G.R. No. L-1800 January 27, 1948

FACTS: An action of mandamus was instituted by the petitoner Cipriano Primicias, a campaign
manager of the Coalesced Minority Parties against Valeraino Fugoso, as Mayor of the City of
Manila, to compel the latter to issue a permit for the holding of a public meeting at Plaza
Miranda on Sunday afternoon, November 16, 1947, for the purpose of petitioning the
government for redress to grievances on the ground that the respondent refused to grant such
permit. The reason alleged by the respondent in his defense for refusing the permit is, "that
there is a reasonable ground to believe, basing upon previous utterances and upon the fact that
passions, especially on the part of the losing groups, remains bitter and high, that similar
speeches will be delivered tending to undermine the faith and confidence of the people in their
government, and in the duly constituted authorities, which might threaten breaches of the peace
and a disruption of public order." A Manila Ordinance at that time required a mayor’s permit to
hold a parade or procession, or, by analogy, a public meeting or assembly. Primicias filed a case
to compel the mayor to grant the permit.

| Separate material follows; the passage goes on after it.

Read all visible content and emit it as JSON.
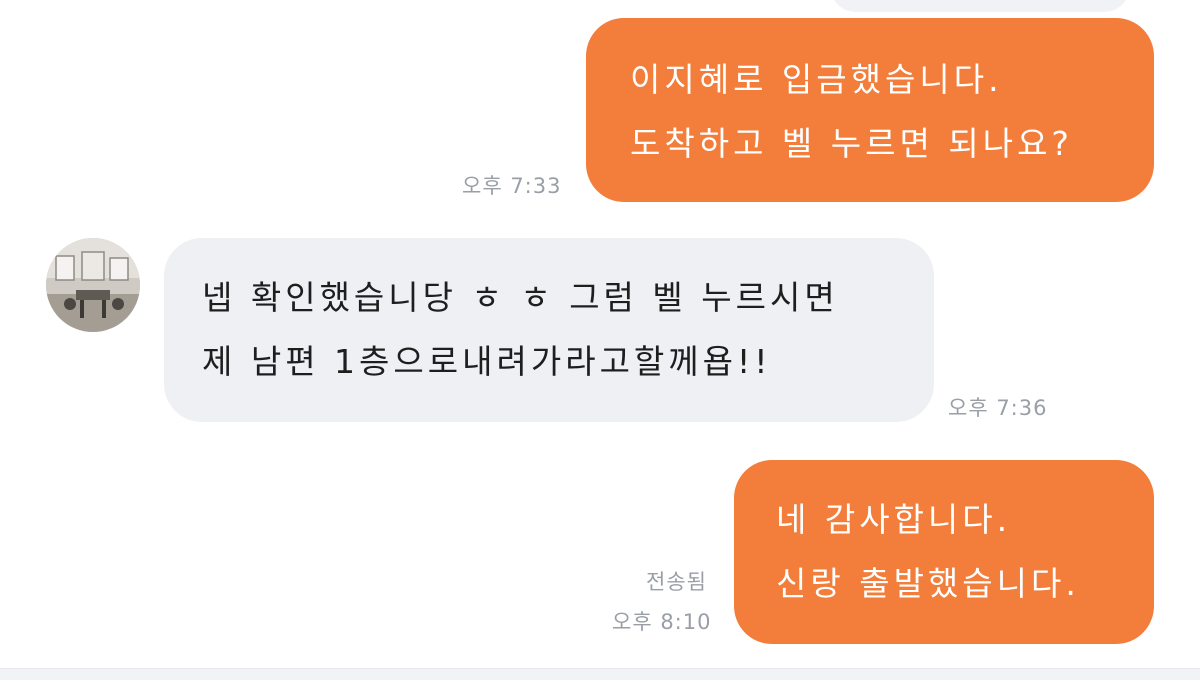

ISSUE: Whether the mayor has the right to refuse to issue permit hence violating freedom of
assembly.

HELD: No. As the request of the petition was for a permit "to hold a peaceful public meeting,"
and there is no denial of that fact or any doubt that it was to be a lawful assemblage, the reason
given for the refusal of the permit cannot be given any consideration. Sec. 1119 of the
Ordinance can be interpreted in two ways:

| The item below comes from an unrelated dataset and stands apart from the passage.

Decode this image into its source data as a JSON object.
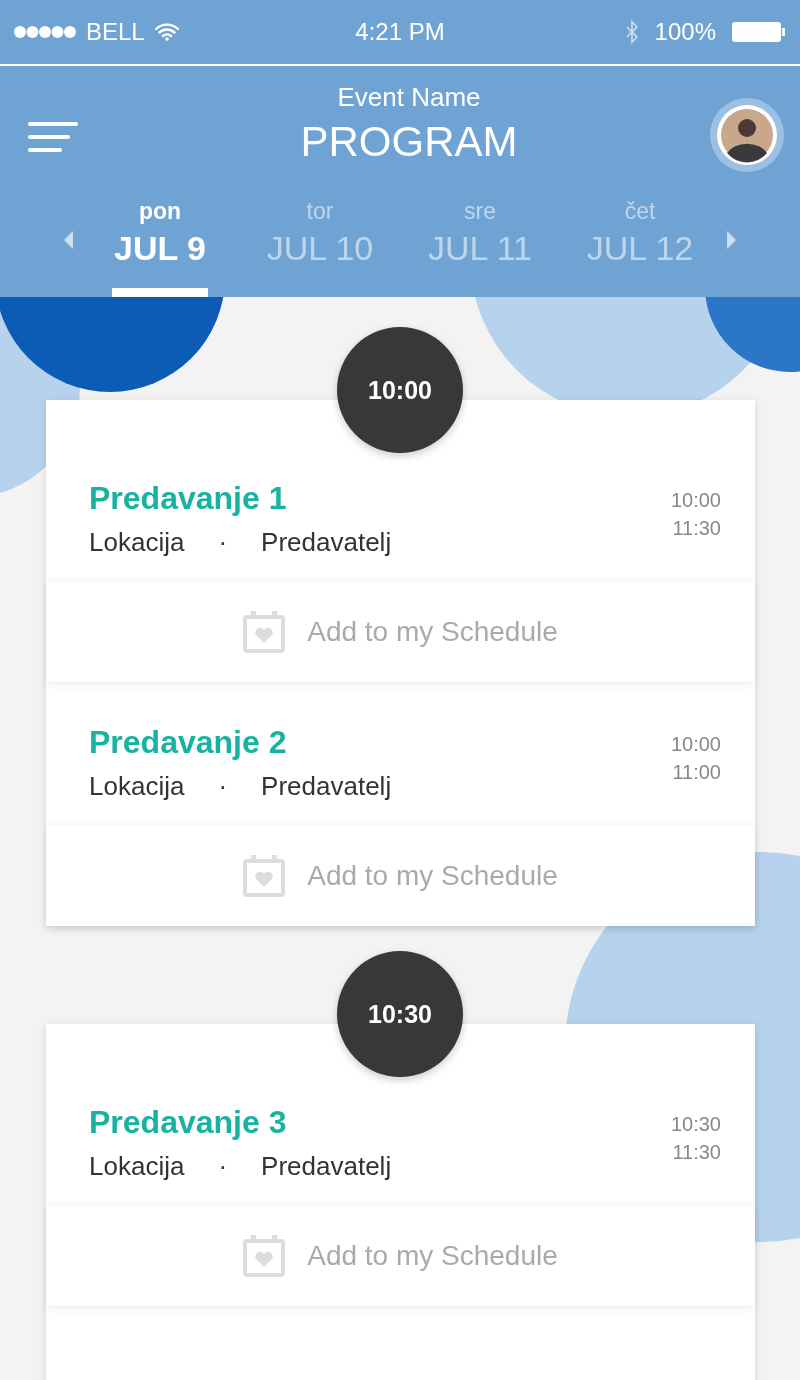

(1) the Mayor of the City of Manila is vested with unregulated discretion to grant or refuse, to grant permit for
the holding of a lawful assembly or meeting, parade, or procession in the streets and other public places of the
City of Manila;

(2) The right of the Mayor is subject to reasonable discretion to determine or specify the streets or public
places to be used with the view to prevent confusion by overlapping, to secure convenient use of the streets
and public places by others, and to provide adequate and proper policing to minimize the risk of disorder.

The court favored the second construction. The first construction is tantamount to authorizing
the mayor to prohibit the use of the streets. Under our democratic system of government, no
such unlimited power may be validly granted to any officer of the government, except perhaps in
cases of national emergency.

The Supreme Court ordered the mayor to grant the permit, interpreting the ordinance to mean
that the Mayor did not have the power to grant or refuse the permit, only the discretion to specify
where the parade may pass or where the meeting may be held.

And as stated by Mr. Justice Brandeis in his concurring opinion in Whitney vs. California, 71 U.
S. (Law. ed.), 1105-1107:

"Fear of serious injury cannot alone justify suppression of free speech and assembly.” . To justify suppression of free speech there must be reasonable ground to fear that serious evil will result if free speech is practiced. There must be reasonable ground to believe that the evil to be prevented is a serious one . . . Men feared witches and burned women. There must be reasonable ground to believe that the danger apprehended is imminent. It is the function of speech to free men from the bondage of irrational fears.